Australian report shows fair use vital in copyright reform

InternetNZ welcomes the report of the Australian Productivity Commission into intellectual property arrangements.

“Our Australian neighbours are asking how they can enable and benefit from local innovation,” says InternetNZ Chief Executive Jordan Carter.

“The report is focused on Australia, but has some lessons New Zealand can learn from. We encourage the Government to consider those lessons as it kicks off the review of the Copyright Act next year.”

The report examines Australia’s intellectual property arrangements, which in general are similar to New Zealand’s. It proposes specific reforms to help Australian laws keep up with changing technology, and to promote innovation.

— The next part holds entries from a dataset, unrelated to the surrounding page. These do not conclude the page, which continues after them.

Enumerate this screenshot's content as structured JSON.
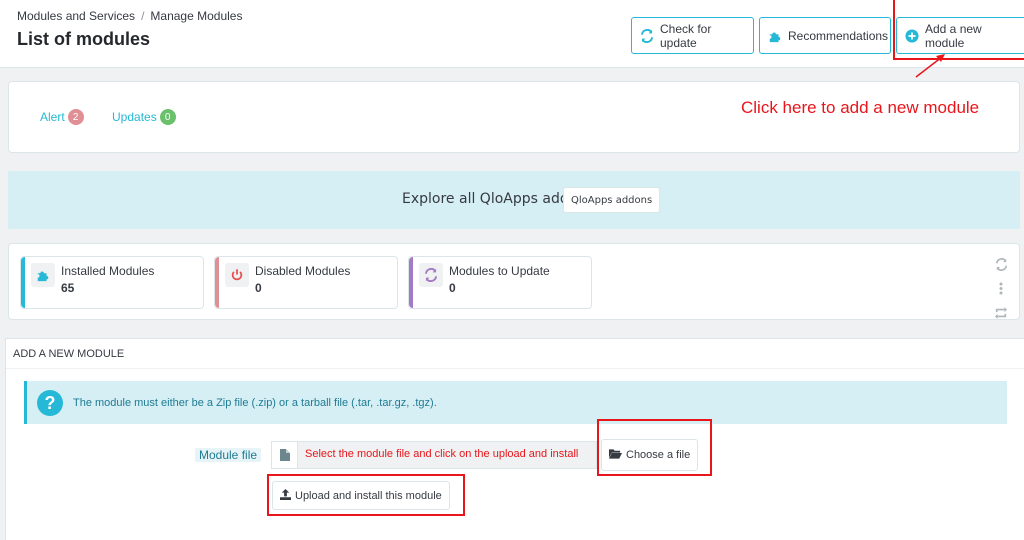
{
  "header": {
    "breadcrumb": [
      "Modules and Services",
      "Manage Modules"
    ],
    "title": "List of modules",
    "buttons": {
      "check_update": "Check for update",
      "recommendations": "Recommendations",
      "add_module": "Add a new module"
    }
  },
  "annotation": {
    "text": "Click here to add a new module",
    "color": "#e8161b"
  },
  "filters": {
    "alert_label": "Alert",
    "alert_count": "2",
    "updates_label": "Updates",
    "updates_count": "0"
  },
  "addons": {
    "text": "Explore all QloApps addons",
    "button": "QloApps addons"
  },
  "stats": [
    {
      "label": "Installed Modules",
      "value": "65",
      "color": "#25b9d7",
      "icon": "puzzle-icon"
    },
    {
      "label": "Disabled Modules",
      "value": "0",
      "color": "#e08f95",
      "icon": "power-icon"
    },
    {
      "label": "Modules to Update",
      "value": "0",
      "color": "#a37bc4",
      "icon": "refresh-icon"
    }
  ],
  "add_module": {
    "heading": "ADD A NEW MODULE",
    "info": "The module must either be a Zip file (.zip) or a tarball file (.tar, .tar.gz, .tgz).",
    "file_label": "Module file",
    "file_instruction": "Select the module file and click on the upload and install",
    "choose_button": "Choose a file",
    "upload_button": "Upload and install this module"
  },
  "colors": {
    "accent": "#25b9d7",
    "danger": "#e8161b",
    "info_bg": "#d5eff4"
  }
}
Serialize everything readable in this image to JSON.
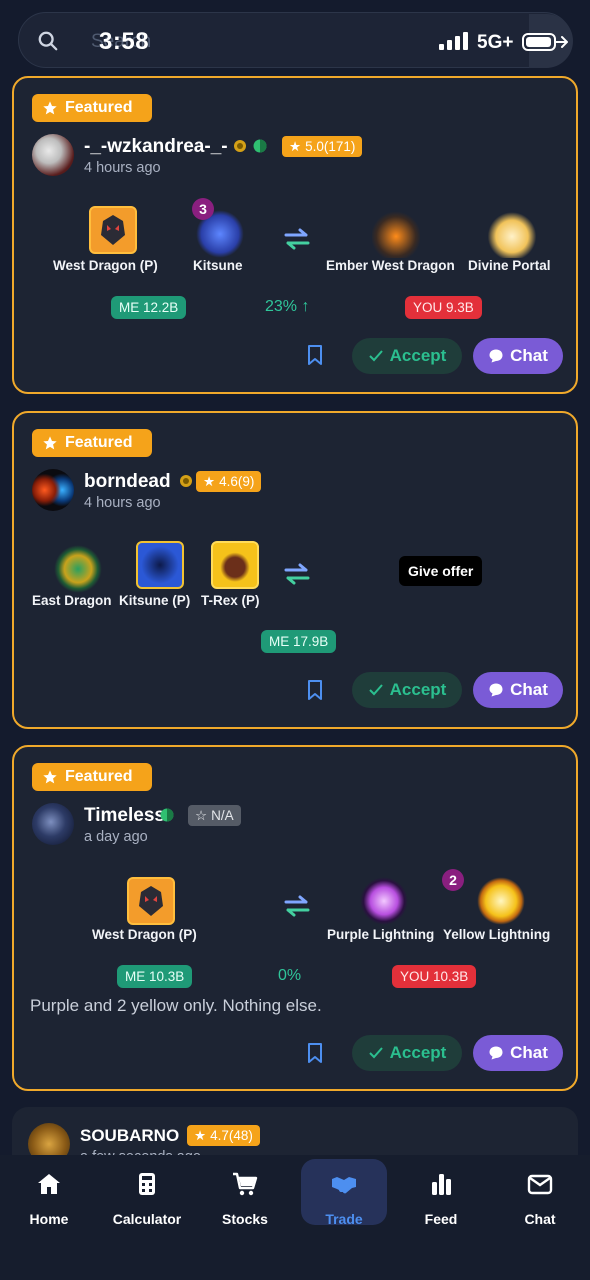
{
  "status_bar": {
    "time": "3:58",
    "network": "5G+"
  },
  "search": {
    "placeholder": "Search"
  },
  "trades": [
    {
      "badge": "Featured",
      "user": "-_-wzkandrea-_-",
      "time_ago": "4 hours ago",
      "rating": "5.0(171)",
      "offer_items": [
        {
          "name": "West Dragon (P)",
          "icon": "west-dragon-icon"
        },
        {
          "name": "Kitsune",
          "icon": "kitsune-icon",
          "qty": "3"
        }
      ],
      "request_items": [
        {
          "name": "Ember West Dragon",
          "icon": "ember-west-dragon-icon"
        },
        {
          "name": "Divine Portal",
          "icon": "divine-portal-icon"
        }
      ],
      "me_value": "ME 12.2B",
      "percent": "23% ↑",
      "you_value": "YOU 9.3B",
      "accept_label": "Accept",
      "chat_label": "Chat"
    },
    {
      "badge": "Featured",
      "user": "borndead",
      "time_ago": "4 hours ago",
      "rating": "4.6(9)",
      "offer_items": [
        {
          "name": "East Dragon",
          "icon": "east-dragon-icon"
        },
        {
          "name": "Kitsune (P)",
          "icon": "kitsune-p-icon"
        },
        {
          "name": "T-Rex (P)",
          "icon": "t-rex-icon"
        }
      ],
      "give_offer_label": "Give offer",
      "me_value": "ME 17.9B",
      "accept_label": "Accept",
      "chat_label": "Chat"
    },
    {
      "badge": "Featured",
      "user": "Timeless",
      "time_ago": "a day ago",
      "rating": "N/A",
      "offer_items": [
        {
          "name": "West Dragon (P)",
          "icon": "west-dragon-icon"
        }
      ],
      "request_items": [
        {
          "name": "Purple Lightning",
          "icon": "purple-lightning-icon"
        },
        {
          "name": "Yellow Lightning",
          "icon": "yellow-lightning-icon",
          "qty": "2"
        }
      ],
      "me_value": "ME 10.3B",
      "percent": "0%",
      "you_value": "YOU 10.3B",
      "note": "Purple and 2 yellow only. Nothing else.",
      "accept_label": "Accept",
      "chat_label": "Chat"
    },
    {
      "user": "SOUBARNO",
      "rating": "4.7(48)",
      "time_ago": "a few seconds ago"
    }
  ],
  "nav": [
    {
      "label": "Home",
      "icon": "home-icon"
    },
    {
      "label": "Calculator",
      "icon": "calculator-icon"
    },
    {
      "label": "Stocks",
      "icon": "cart-icon"
    },
    {
      "label": "Trade",
      "icon": "handshake-icon",
      "active": true
    },
    {
      "label": "Feed",
      "icon": "bar-chart-icon"
    },
    {
      "label": "Chat",
      "icon": "mail-icon"
    }
  ],
  "colors": {
    "featured": "#f5a31a",
    "card_border": "#f0a92b",
    "me": "#1f9a77",
    "you": "#e3303a",
    "chat": "#7a5bd6",
    "accept_text": "#2bbf8f",
    "active_nav": "#4d8ff0"
  }
}
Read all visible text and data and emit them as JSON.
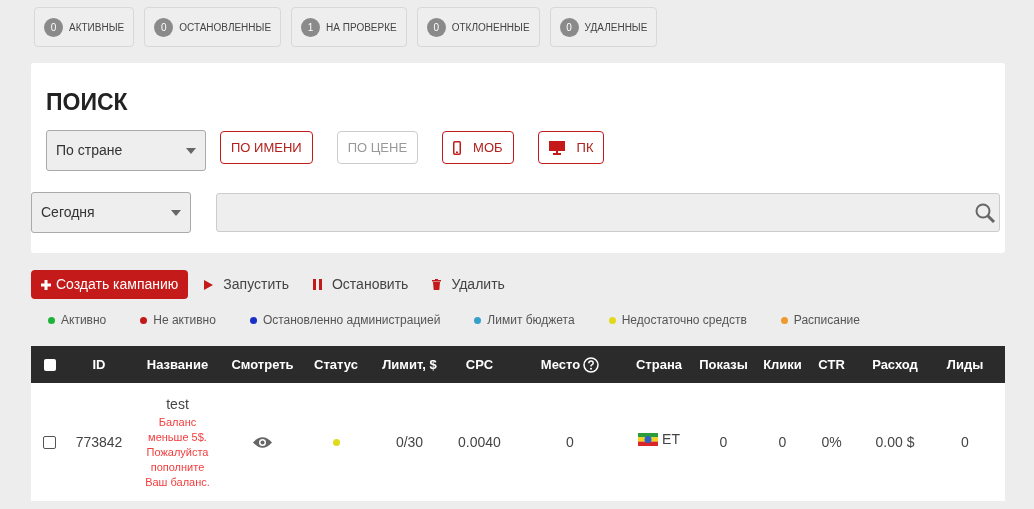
{
  "status_tabs": [
    {
      "count": "0",
      "label": "АКТИВНЫЕ"
    },
    {
      "count": "0",
      "label": "ОСТАНОВЛЕННЫЕ"
    },
    {
      "count": "1",
      "label": "НА ПРОВЕРКЕ"
    },
    {
      "count": "0",
      "label": "ОТКЛОНЕННЫЕ"
    },
    {
      "count": "0",
      "label": "УДАЛЕННЫЕ"
    }
  ],
  "search": {
    "title": "ПОИСК",
    "filter_select": "По стране",
    "filters": [
      {
        "label": "ПО ИМЕНИ",
        "kind": "text",
        "selected": true
      },
      {
        "label": "ПО ЦЕНЕ",
        "kind": "text",
        "selected": false
      },
      {
        "label": "МОБ",
        "kind": "mobile",
        "selected": true
      },
      {
        "label": "ПК",
        "kind": "desktop",
        "selected": true
      }
    ],
    "period_select": "Сегодня"
  },
  "actions": [
    {
      "label": "Создать кампанию",
      "kind": "create"
    },
    {
      "label": "Запустить",
      "kind": "start"
    },
    {
      "label": "Остановить",
      "kind": "stop"
    },
    {
      "label": "Удалить",
      "kind": "delete"
    }
  ],
  "legend": [
    {
      "label": "Активно",
      "color": "#1db33a"
    },
    {
      "label": "Не активно",
      "color": "#c21a1a"
    },
    {
      "label": "Остановленно администрацией",
      "color": "#1a2fc7"
    },
    {
      "label": "Лимит бюджета",
      "color": "#35a0c9"
    },
    {
      "label": "Недостаточно средств",
      "color": "#e0d91c"
    },
    {
      "label": "Расписание",
      "color": "#ee9a2e"
    }
  ],
  "table": {
    "all_checked": false,
    "columns": [
      "ID",
      "Название",
      "Смотреть",
      "Статус",
      "Лимит, $",
      "CPC",
      "Место",
      "Страна",
      "Показы",
      "Клики",
      "CTR",
      "Расход",
      "Лиды"
    ],
    "rows": [
      {
        "checked": false,
        "id": "773842",
        "name": "test",
        "warning": "Баланс меньше 5$. Пожалуйста пополните Ваш баланс.",
        "color": "#e0d91c",
        "limit": "0/30",
        "cpc": "0.0040",
        "place": "0",
        "country": "ET",
        "impressions": "0",
        "clicks": "0",
        "ctr": "0%",
        "spend": "0.00 $",
        "leads": "0"
      }
    ]
  }
}
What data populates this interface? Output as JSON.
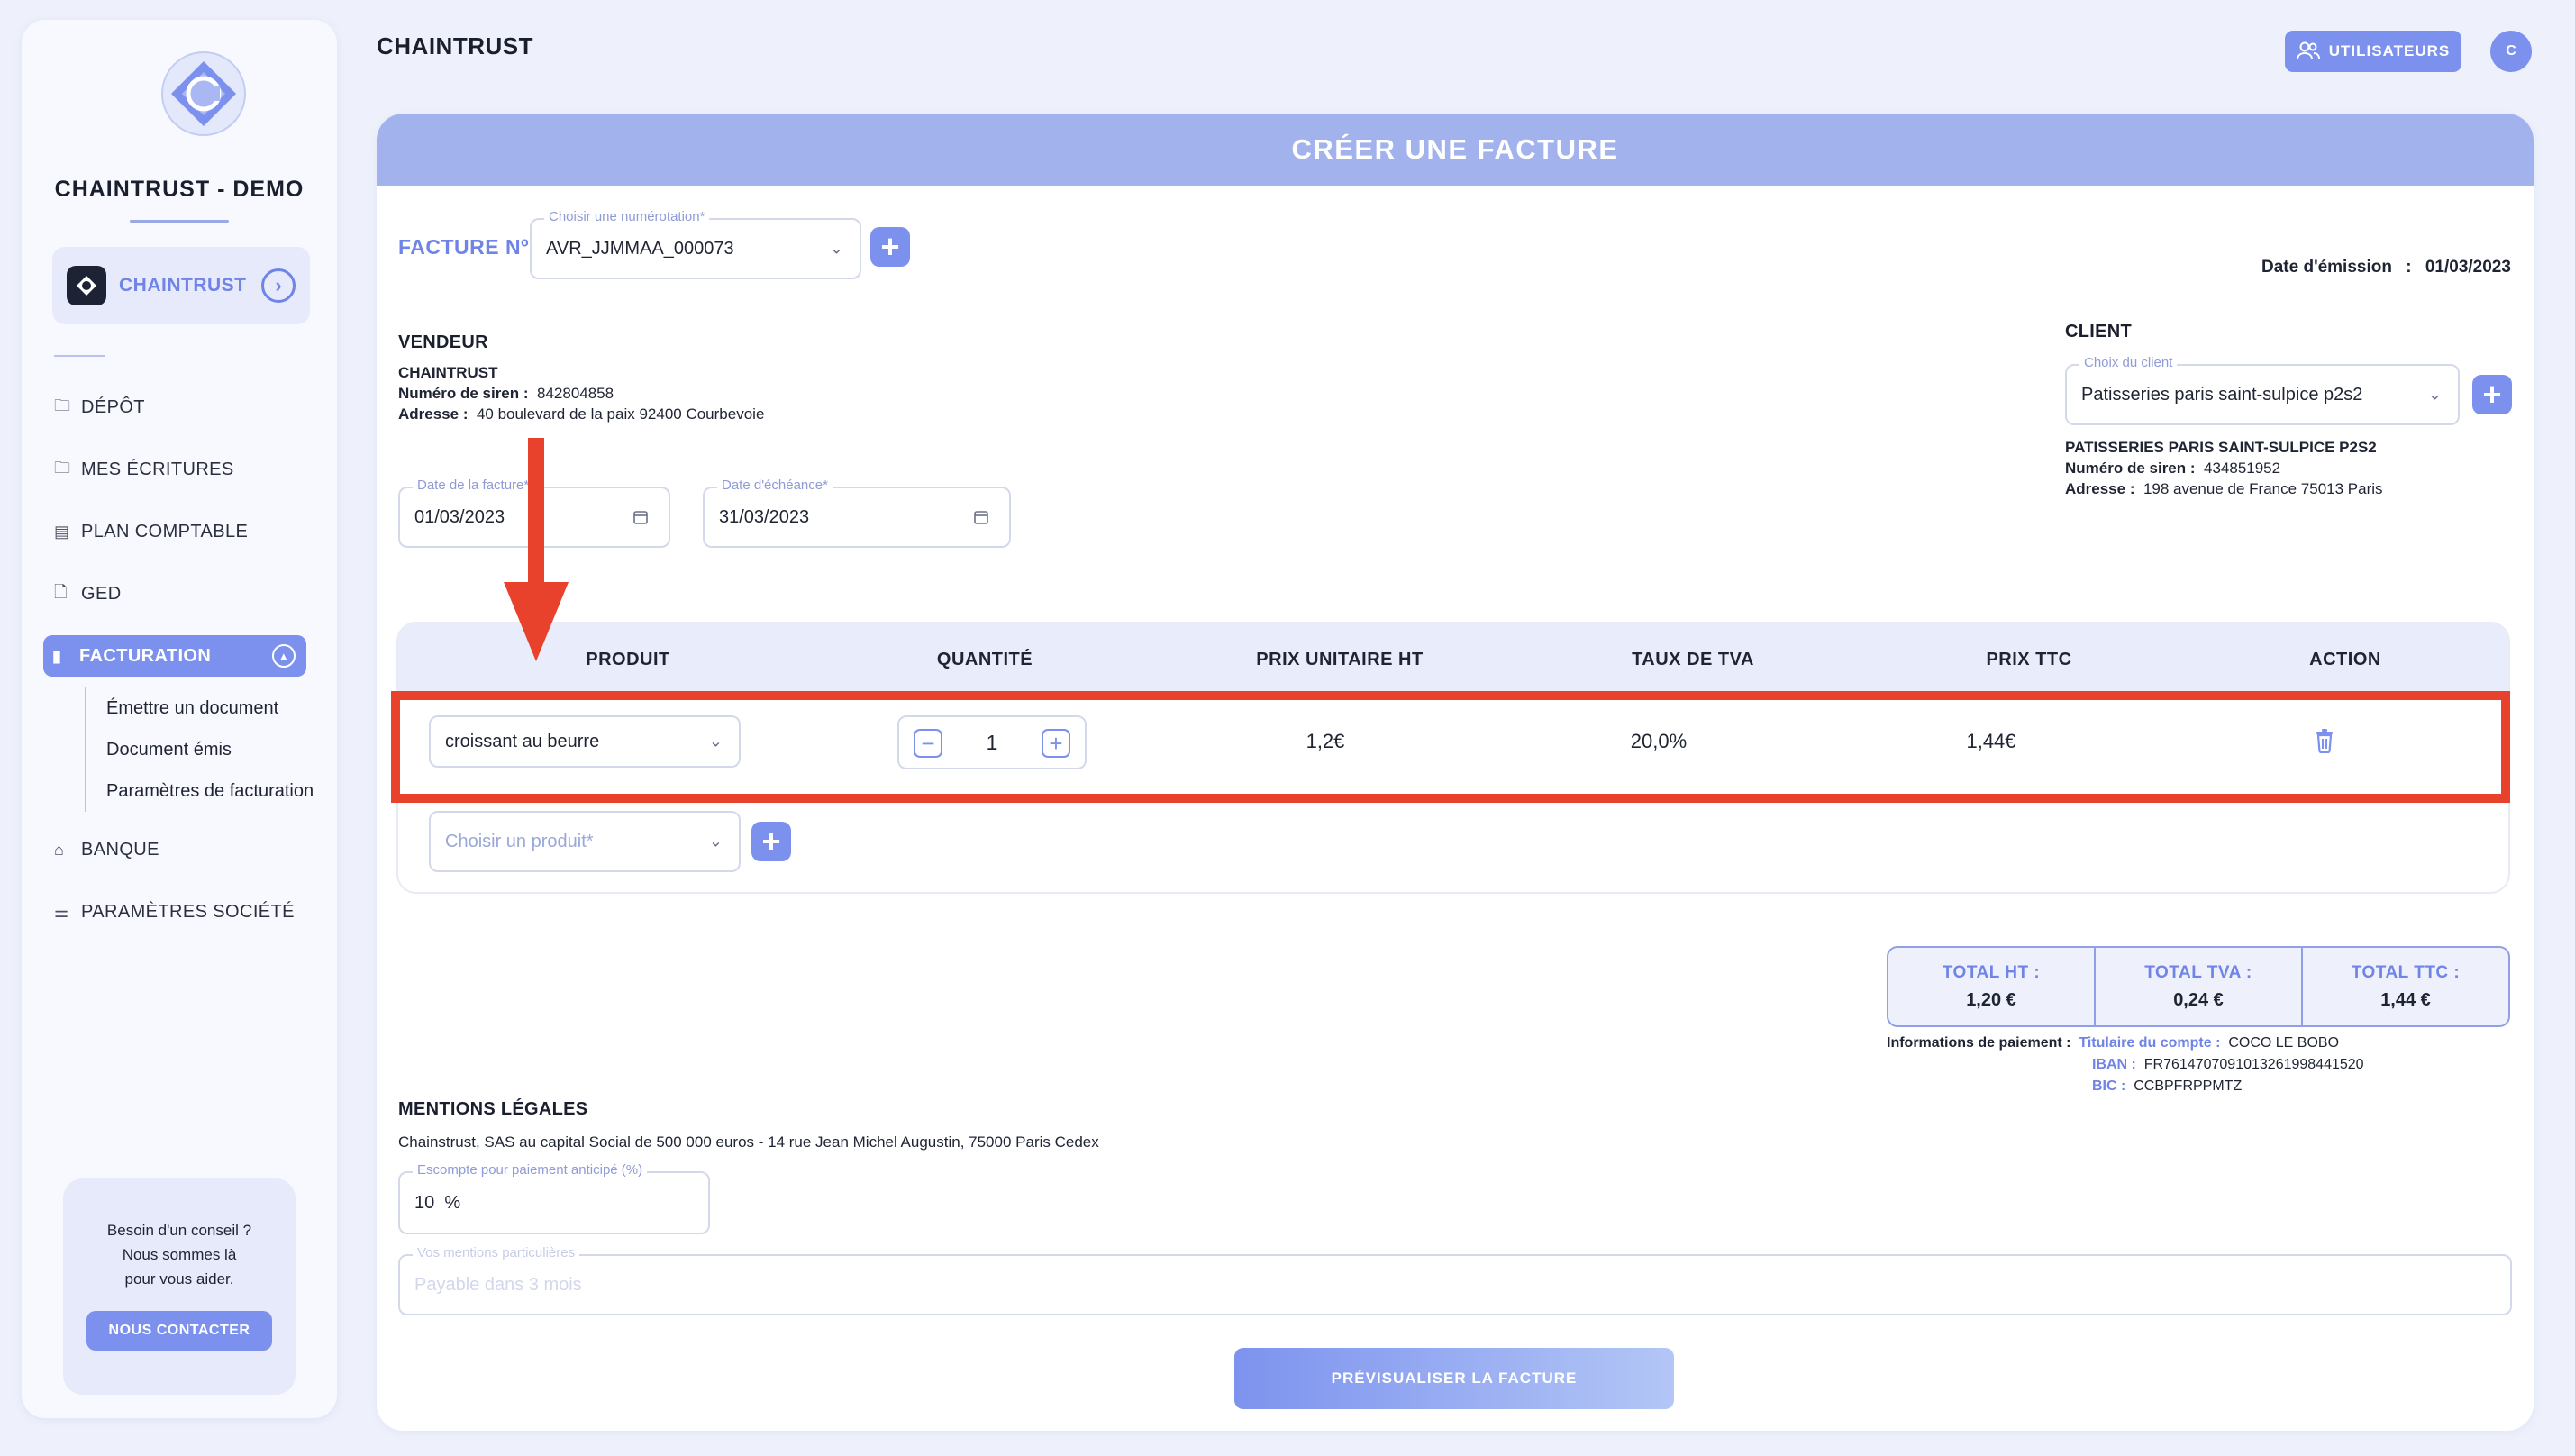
{
  "sidebar": {
    "app_title": "CHAINTRUST - DEMO",
    "company_label": "CHAINTRUST",
    "nav": {
      "depot": "DÉPÔT",
      "ecritures": "MES ÉCRITURES",
      "plan": "PLAN COMPTABLE",
      "ged": "GED",
      "facturation": "FACTURATION",
      "banque": "BANQUE",
      "parametres": "PARAMÈTRES SOCIÉTÉ"
    },
    "subnav": [
      "Émettre un document",
      "Document émis",
      "Paramètres de facturation"
    ],
    "help": {
      "line1": "Besoin d'un conseil ?",
      "line2": "Nous sommes là",
      "line3": "pour vous aider.",
      "button": "NOUS CONTACTER"
    }
  },
  "topbar": {
    "title": "CHAINTRUST",
    "users_button": "UTILISATEURS",
    "avatar_letter": "C"
  },
  "invoice": {
    "header": "CRÉER UNE FACTURE",
    "number_label": "FACTURE Nº",
    "numbering_legend": "Choisir une numérotation*",
    "numbering_value": "AVR_JJMMAA_000073",
    "issue_date_label": "Date d'émission",
    "issue_date_sep": ":",
    "issue_date": "01/03/2023",
    "seller": {
      "title": "VENDEUR",
      "name": "CHAINTRUST",
      "siren_label": "Numéro de siren :",
      "siren": "842804858",
      "address_label": "Adresse :",
      "address": "40 boulevard de la paix 92400 Courbevoie"
    },
    "invoice_date_legend": "Date de la facture*",
    "invoice_date": "01/03/2023",
    "due_date_legend": "Date d'échéance*",
    "due_date": "31/03/2023",
    "client": {
      "title": "CLIENT",
      "legend": "Choix du client",
      "value": "Patisseries paris saint-sulpice p2s2",
      "name": "PATISSERIES PARIS SAINT-SULPICE P2S2",
      "siren_label": "Numéro de siren :",
      "siren": "434851952",
      "address_label": "Adresse :",
      "address": "198 avenue de France 75013 Paris"
    },
    "table": {
      "headers": [
        "PRODUIT",
        "QUANTITÉ",
        "PRIX UNITAIRE HT",
        "TAUX DE TVA",
        "PRIX TTC",
        "ACTION"
      ],
      "row": {
        "product": "croissant au beurre",
        "quantity": "1",
        "unit_price": "1,2€",
        "vat": "20,0%",
        "price_ttc": "1,44€"
      },
      "new_product_placeholder": "Choisir un produit*"
    },
    "totals": {
      "ht_label": "TOTAL HT :",
      "ht": "1,20 €",
      "tva_label": "TOTAL TVA :",
      "tva": "0,24 €",
      "ttc_label": "TOTAL TTC :",
      "ttc": "1,44 €"
    },
    "payment": {
      "title": "Informations de paiement :",
      "holder_label": "Titulaire du compte :",
      "holder": "COCO LE BOBO",
      "iban_label": "IBAN :",
      "iban": "FR7614707091013261998441520",
      "bic_label": "BIC :",
      "bic": "CCBPFRPPMTZ"
    },
    "legal": {
      "title": "MENTIONS LÉGALES",
      "text": "Chainstrust, SAS au capital Social de 500 000 euros - 14 rue Jean Michel Augustin, 75000 Paris Cedex",
      "discount_legend": "Escompte pour paiement anticipé (%)",
      "discount_value": "10",
      "discount_unit": "%",
      "mentions_legend": "Vos mentions particulières",
      "mentions_placeholder": "Payable dans 3 mois"
    },
    "preview_button": "PRÉVISUALISER LA FACTURE"
  },
  "colors": {
    "accent": "#7c91ee",
    "header": "#a2b2ec",
    "annotation": "#e8412c"
  }
}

In particular, the report proposes a broad and flexible “fair use” exception for copyright. InternetNZ has supported the inclusion of such an exception in New Zealand’s copyright law for some time.

The proposed exception would replace more specific copyright exceptions which allow users to do things like quote parts of a copyright work for purposes of criticism. The report favours a more flexible approach, to keep the law relevant as technologies change over time.

The report also recommends clarifying that bypassing “geoblocks,” to access legitimate content from offshore providers is not infringement. This is consistent with how physical goods are treated - New Zealand allows parallel importing of books and CDs, and this recommendation would extend that treatment to online services.

“Countries protect intellectual property rights to reward creativity, and to support the benefits of continued innovation,” says Carter.

“One lesson from this report is that overly rigid intellectual property rules can make it harder to share good ideas. Such laws risk undermining the innovation which gives us beneficial new technologies and creative new works.

“With the TPP off the agenda, the Government will soon be taking a fresh look at how New Zealand can best enable and benefit from innovative uses of the Internet and other technologies, through the upcoming review of the Copyright Act.

“New Zealand can take some innovative lessons from our nearest neighbour. It would be a shame to miss out on the ideas they have so carefully considered,” says Carter.